"The objective should be to reduce significantly Russian oil revenue, not volume," he said. "The answer, at least my answer, is for the West to impose a hefty oil import tariff on Russian oil. At current prices, I would start with a tariff of at least $50/b, with funds collected dedicated to Ukrainian humanitarian relief and future reconstruction."

Chow contended that the tariff structure would force Russia to significantly increase the price discounts it has had to extend to buyers of Russian oil, hitting the Russian government's revenue through the collection of export tax without hampering Russian oil producers "who will produce as long as the price is above their production costs."

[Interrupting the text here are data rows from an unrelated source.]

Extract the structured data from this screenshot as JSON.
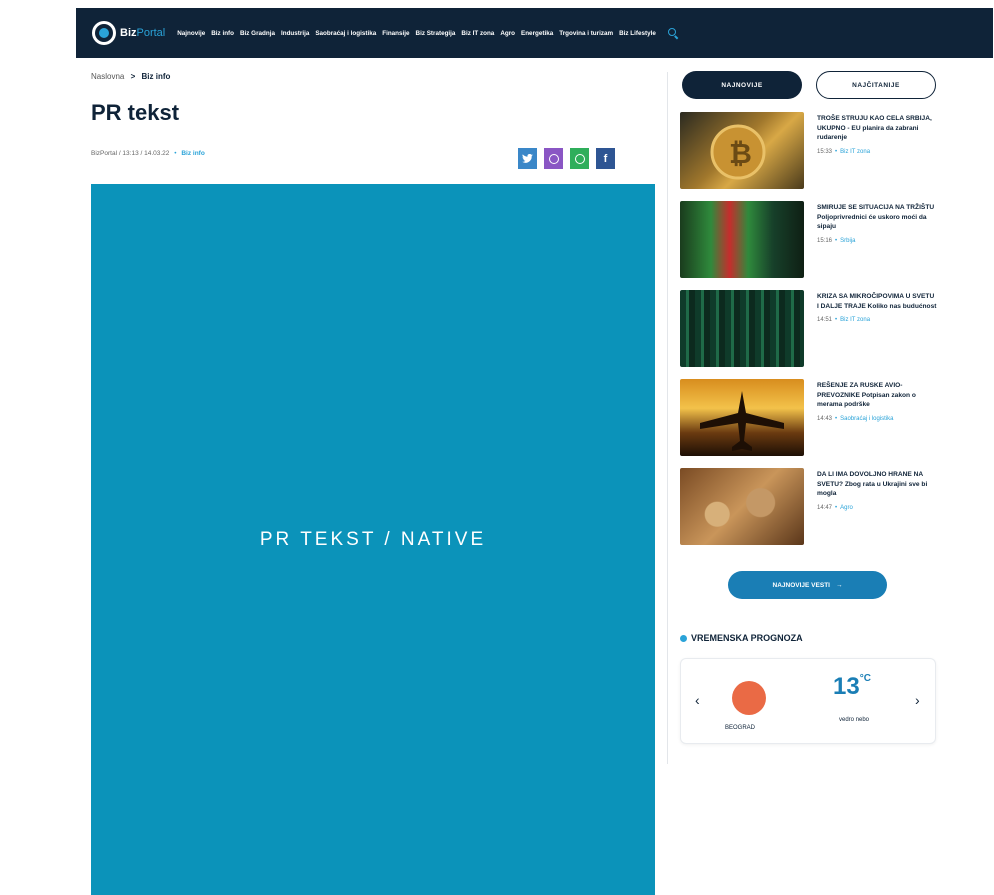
{
  "brand": {
    "name_part1": "Biz",
    "name_part2": "Portal"
  },
  "nav": {
    "items": [
      "Najnovije",
      "Biz info",
      "Biz Gradnja",
      "Industrija",
      "Saobraćaj i logistika",
      "Finansije",
      "Biz Strategija",
      "Biz IT zona",
      "Agro",
      "Energetika",
      "Trgovina i turizam",
      "Biz Lifestyle"
    ]
  },
  "breadcrumb": {
    "home": "Naslovna",
    "separator": ">",
    "current": "Biz info"
  },
  "article": {
    "title": "PR tekst",
    "meta_source": "BizPortal / 13:13 / 14.03.22",
    "meta_dot": "•",
    "meta_category": "Biz info",
    "banner_text": "PR TEKST / NATIVE"
  },
  "share": {
    "twitter": "t",
    "facebook": "f"
  },
  "sidebar": {
    "tab_latest": "NAJNOVIJE",
    "tab_popular": "NAJČITANIJE",
    "news": [
      {
        "title": "TROŠE STRUJU KAO CELA SRBIJA, UKUPNO - EU planira da zabrani rudarenje",
        "time": "15:33",
        "category": "Biz IT zona"
      },
      {
        "title": "SMIRUJE SE SITUACIJA NA TRŽIŠTU Poljoprivrednici će uskoro moći da sipaju",
        "time": "15:16",
        "category": "Srbija"
      },
      {
        "title": "KRIZA SA MIKROČIPOVIMA U SVETU I DALJE TRAJE Koliko nas budućnost",
        "time": "14:51",
        "category": "Biz IT zona"
      },
      {
        "title": "REŠENJE ZA RUSKE AVIO-PREVOZNIKE Potpisan zakon o merama podrške",
        "time": "14:43",
        "category": "Saobraćaj i logistika"
      },
      {
        "title": "DA LI IMA DOVOLJNO HRANE NA SVETU? Zbog rata u Ukrajini sve bi mogla",
        "time": "14:47",
        "category": "Agro"
      }
    ],
    "latest_button": "NAJNOVIJE VESTI",
    "latest_arrow": "→"
  },
  "weather": {
    "heading": "VREMENSKA PROGNOZA",
    "city": "BEOGRAD",
    "temperature": "13",
    "unit": "°C",
    "condition": "vedro nebo",
    "prev": "‹",
    "next": "›"
  },
  "colors": {
    "nav_bg": "#0f2338",
    "accent": "#2aa3d8",
    "banner": "#0b93ba",
    "sun": "#ea6a45"
  }
}
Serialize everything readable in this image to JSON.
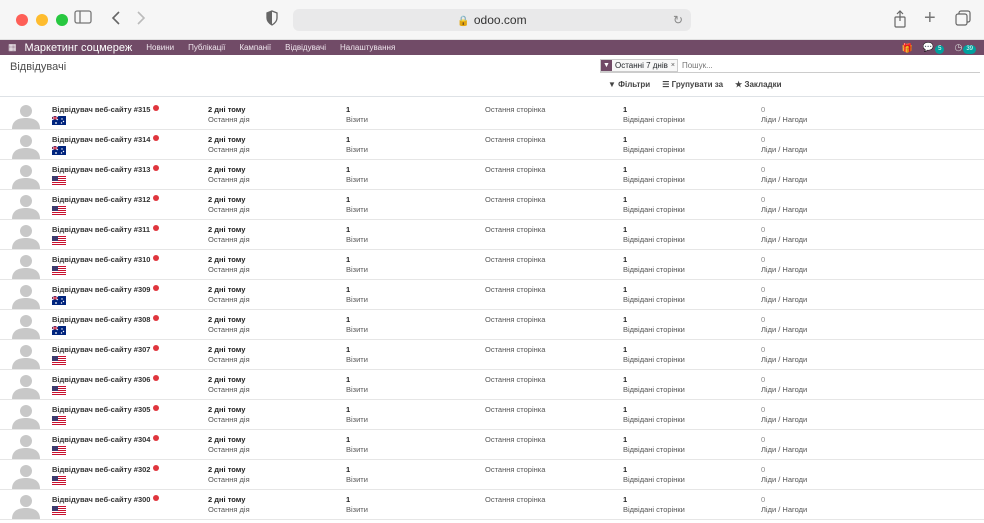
{
  "browser": {
    "url": "odoo.com"
  },
  "navbar": {
    "brand": "Маркетинг соцмереж",
    "menu": [
      "Новини",
      "Публікації",
      "Кампанії",
      "Відвідувачі",
      "Налаштування"
    ],
    "badges": {
      "messages": "5",
      "activities": "39"
    }
  },
  "control_panel": {
    "breadcrumb": "Відвідувачі",
    "facet": "Останні 7 днів",
    "search_placeholder": "Пошук...",
    "filters_label": "Фільтри",
    "group_label": "Групувати за",
    "favorites_label": "Закладки"
  },
  "labels": {
    "last_action": "Остання дія",
    "visits": "Візити",
    "last_page": "Остання сторінка",
    "visited_pages": "Відвідані сторінки",
    "leads": "Ліди / Нагоди"
  },
  "colors": {
    "navbar": "#714b67",
    "online_dot": "#e0353d"
  },
  "visitors": [
    {
      "name": "Відвідувач веб-сайту #315",
      "flag": "au",
      "when": "2 дні тому",
      "visits": "1",
      "pages": "1",
      "leads": "0"
    },
    {
      "name": "Відвідувач веб-сайту #314",
      "flag": "au",
      "when": "2 дні тому",
      "visits": "1",
      "pages": "1",
      "leads": "0"
    },
    {
      "name": "Відвідувач веб-сайту #313",
      "flag": "us",
      "when": "2 дні тому",
      "visits": "1",
      "pages": "1",
      "leads": "0"
    },
    {
      "name": "Відвідувач веб-сайту #312",
      "flag": "us",
      "when": "2 дні тому",
      "visits": "1",
      "pages": "1",
      "leads": "0"
    },
    {
      "name": "Відвідувач веб-сайту #311",
      "flag": "us",
      "when": "2 дні тому",
      "visits": "1",
      "pages": "1",
      "leads": "0"
    },
    {
      "name": "Відвідувач веб-сайту #310",
      "flag": "us",
      "when": "2 дні тому",
      "visits": "1",
      "pages": "1",
      "leads": "0"
    },
    {
      "name": "Відвідувач веб-сайту #309",
      "flag": "au",
      "when": "2 дні тому",
      "visits": "1",
      "pages": "1",
      "leads": "0"
    },
    {
      "name": "Відвідувач веб-сайту #308",
      "flag": "au",
      "when": "2 дні тому",
      "visits": "1",
      "pages": "1",
      "leads": "0"
    },
    {
      "name": "Відвідувач веб-сайту #307",
      "flag": "us",
      "when": "2 дні тому",
      "visits": "1",
      "pages": "1",
      "leads": "0"
    },
    {
      "name": "Відвідувач веб-сайту #306",
      "flag": "us",
      "when": "2 дні тому",
      "visits": "1",
      "pages": "1",
      "leads": "0"
    },
    {
      "name": "Відвідувач веб-сайту #305",
      "flag": "us",
      "when": "2 дні тому",
      "visits": "1",
      "pages": "1",
      "leads": "0"
    },
    {
      "name": "Відвідувач веб-сайту #304",
      "flag": "us",
      "when": "2 дні тому",
      "visits": "1",
      "pages": "1",
      "leads": "0"
    },
    {
      "name": "Відвідувач веб-сайту #302",
      "flag": "us",
      "when": "2 дні тому",
      "visits": "1",
      "pages": "1",
      "leads": "0"
    },
    {
      "name": "Відвідувач веб-сайту #300",
      "flag": "us",
      "when": "2 дні тому",
      "visits": "1",
      "pages": "1",
      "leads": "0"
    }
  ]
}
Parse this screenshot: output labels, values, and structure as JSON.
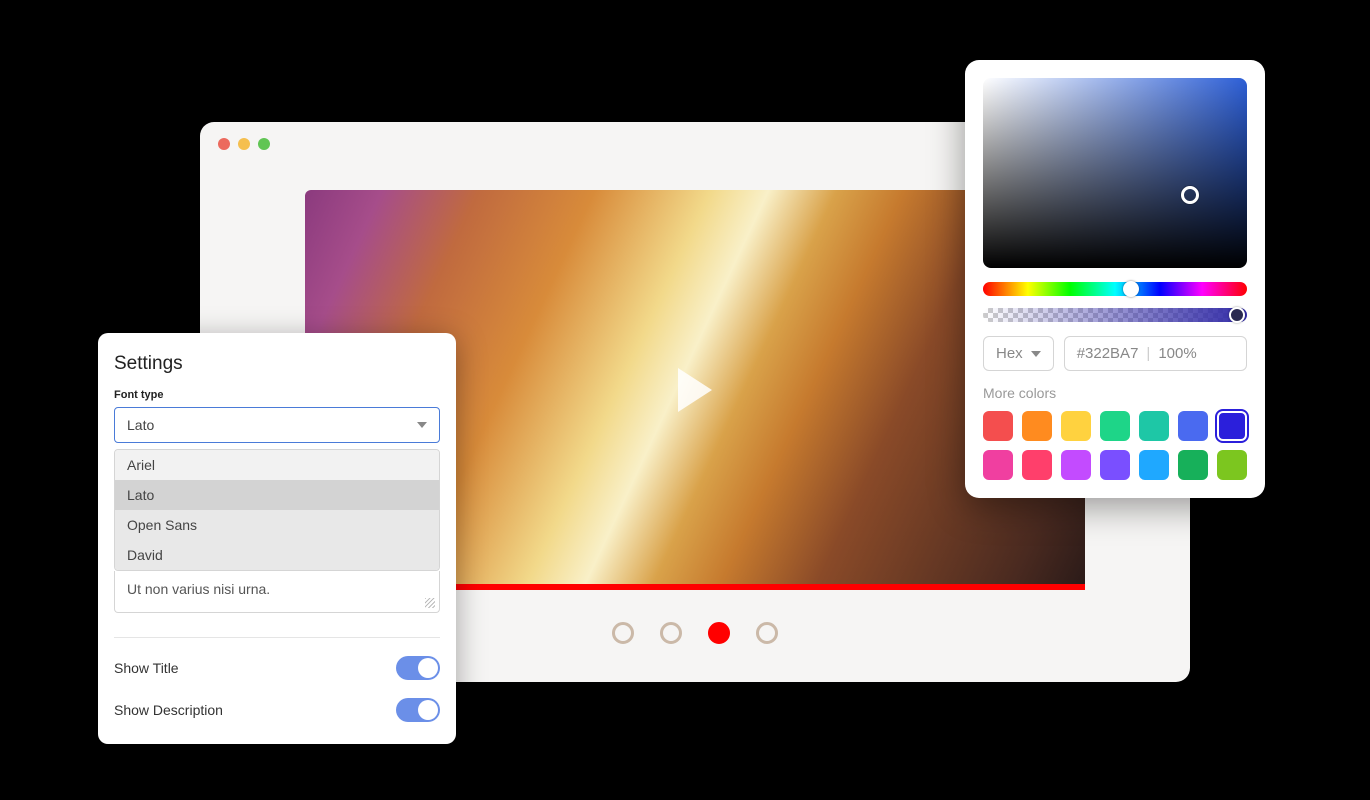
{
  "browser": {
    "pager": {
      "count": 4,
      "active_index": 2
    }
  },
  "settings": {
    "title": "Settings",
    "font_type_label": "Font type",
    "font_selected": "Lato",
    "font_options": [
      "Ariel",
      "Lato",
      "Open Sans",
      "David"
    ],
    "textarea_value": "Ut non varius nisi urna.",
    "show_title_label": "Show Title",
    "show_title_on": true,
    "show_description_label": "Show Description",
    "show_description_on": true
  },
  "color_picker": {
    "format_label": "Hex",
    "hex_value": "#322BA7",
    "opacity": "100%",
    "more_colors_label": "More colors",
    "swatches": [
      {
        "color": "#f44e4e",
        "selected": false
      },
      {
        "color": "#ff8b1f",
        "selected": false
      },
      {
        "color": "#ffd23f",
        "selected": false
      },
      {
        "color": "#1ed588",
        "selected": false
      },
      {
        "color": "#1ec7a6",
        "selected": false
      },
      {
        "color": "#4a6af0",
        "selected": false
      },
      {
        "color": "#2b1fdb",
        "selected": true
      },
      {
        "color": "#f03fa0",
        "selected": false
      },
      {
        "color": "#ff3f6b",
        "selected": false
      },
      {
        "color": "#c34bff",
        "selected": false
      },
      {
        "color": "#7a4fff",
        "selected": false
      },
      {
        "color": "#1fa8ff",
        "selected": false
      },
      {
        "color": "#17b05a",
        "selected": false
      },
      {
        "color": "#7cc61f",
        "selected": false
      }
    ]
  }
}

Olexander Scherba, former Ukrainian ambassador to Austria and now chief adviser to the CEO of Ukraine's state Naftogaz, advocated for stronger action -- a full embargo on Russian oil and gas by the EU and the imposition of secondary sanctions against exports by the US.

"Everything that hurts [Russian President Vladimir] Putin and limits these numbers that are still unfortunately soaring of Russian revenues from oil and gas trade should be used," Scherba said. "For us, it's a simple answer, probably not as simple for the US."

Recognizing that the EU is not in a position to immediately turn away from Russian oil and gas, he supported a transfer cap until a full embargo is feasible.

A transfer cap, he said, would allow Russian oil and gas to continue to flow to the EU, paid for at the contract price, but with banks and offtakers transferring only a fraction of the fuel's costs to Russia, with the majority held in escrow accounts. He said this would hurt Russia while easing pressure on the global oil markets.

Assumptions

Richard Morningstar, former US ambassador to the EU and to Azerbaijan and founding chairman of the Global Energy Center at the Atlantic Council, questioned whether Russia "would play that game," when it came to either the transfer cap or import tariff, and raised implementation and enforcement questions.

Looking particularly at the tariff idea, he said it assumes that Russia would consider the complete loss of revenue from the West to be too great and would accept the tariff situation and discount prices accordingly. It further assumes, he said, that Russia would conclude that potential revenue from China, India and others would not sufficiently come close to substituting what it would lose from the West.

Chow acknowledged that his proposal counts on "Russia being somewhat sensible economically because they need the revenue and they don't want to do permanent damage to their petroleum industry."

He pointed to the long-term financial impact of leaving barrels in the ground and the technical challenges as it would degrade the pressure of the reservoirs. If Russia were to allow production, currently around 11 million b/d, to drop to 7 million b/d or lower, that could damage the ultimate recoverability of its oil reserves, Chow said.

Smarter oil sanctions

"No secondary sanctions will be needed against the likes of India, China, Turkey, since the objective is no longer to stop all Russian oil exports, which would severely damage the global economy and strain alliance unity in supporting Ukraine, but the objective would be instead to deprive the Russian government of economic rent from oil exports as much as possible," Chow continued.

"I really hope that by the time of the G7 and NATO summits at the end of this month, we and our allies will design more effective or smarter oil sanctions rather than risk the sanctions regime unraveling," he added.

Erik Woodhouse, deputy assistant secretary for the Division for Counter Threat Finance and Sanctions at the State Department, said he expected to see sustained efforts to reduce revenue to Russia from energy sales, but because "energy is a sensitive issue ... globally ... that's something that we're going to have to work on over time."

"It's undeniable" that sanctions are having an impact, and the US will continue to maintain and expand pressure on Russia through sanctions and a full array of other diplomatic tools, said the deputy assistant secretary for counter threat finance and sanctions. "In the end, [Putin and Russia] are going to have to make a decision as to how much economic pain and isolation they're willing to endure on this front."